Scott calls for $10,000 degrees
Published: Tuesday, November 27, 2012
Updated: Tuesday, November 27, 2012 00:11
Cost of a ream of ruled paper? $1.99.
Cost of graduation robes? $44.
Cost of a college degree? $10,000, if Fla. Gov. Rick Scott has his way.
Scott issued a “$10,000 Degree Challenge” to Florida state colleges to create a four-year degree program that costs $10,000.
At USF, an in-state student who takes 30 credit hours will pay about $6,260 in tuition alone per year.
“As I travel the state, families tell me that they care about three things: getting a good job, a quality education and enjoying a low cost of living,” Scott said at an appearance at St. Petersburg College Monday “As a former community college student myself, I know how important it is for us to keep costs low while working to connect students with degree fields that prepare them for great careers.”
Though Scott’s request was to state colleges, universities are also paying close attention to the issue.

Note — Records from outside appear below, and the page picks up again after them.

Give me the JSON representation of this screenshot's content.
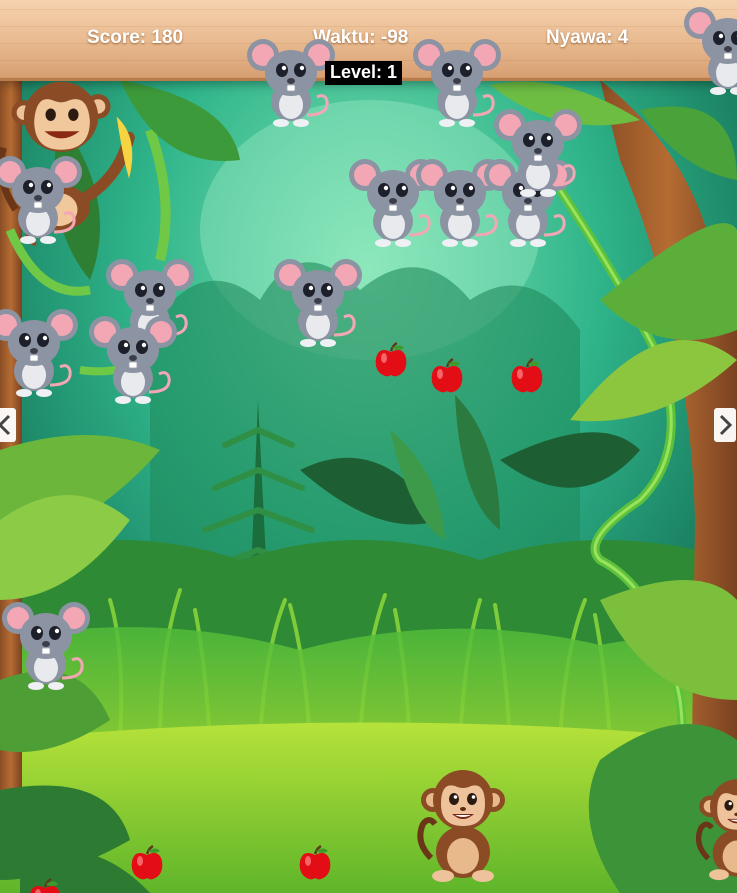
{
  "hud": {
    "score_label": "Score: 180",
    "time_label": "Waktu: -98",
    "lives_label": "Nyawa: 4",
    "level_label": "Level: 1"
  },
  "stats": {
    "score": 180,
    "time": -98,
    "lives": 4,
    "level": 1
  },
  "icons": {
    "mouse": "mouse-icon",
    "apple": "apple-icon",
    "monkey": "monkey-icon",
    "left": "left-arrow-icon",
    "right": "right-arrow-icon"
  },
  "colors": {
    "hud_wood": "#e8b98e",
    "text": "#ffffff",
    "level_bg": "#000000",
    "apple": "#e30d15",
    "mouse": "#8c93a2",
    "mouse_ear": "#f3a7b5",
    "monkey": "#8a4b25"
  }
}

Not all colleges offer bachelor’s degrees, but many are beginning to do so through partnerships with 4-year institutions, such as Hillsborough Community College has started to do via USF.
Scott, who since last year has advocated against tuition hikes, formed a blue-ribbon task force to examine issues pertinent to higher education after the last legislative session. Last week, the task force recommended Scott allow universities to increase tuition.
State University System Chairman Frank Brogan said in a statement released from Board of Governors (BOG) spokeswoman Kim Wilmath that he supported the effort to keep education “accessible.”
“From technical schools to state colleges to universities, Florida students are fortunate to have a full range of educational opportunities that can fit their individual goals, and we support any effort to keep higher education accessible,” he said. “The Governor’s charge complements the hard work already underway by the Board of Governors’ Commission on Higher Education Access and Attainment, which has been tasked with creating a roadmap for an organized, cost-effective and valuable system of higher education. ... Ensuring affordability is another important objective. We’re proud that tuition at our state universities remain among the lowest in the nation.”
BOG Chairman Dean Colson said the cause of accessibility was a “worthy one” in the statement.
“We look forward to hearing more details about the Governor’s plan and how it will be accomplished,” he said. “If additional state support is needed, it would certainly be a worthy investment.”
Tuition requests from universities will be presented to the BOG in spring.
— Staff report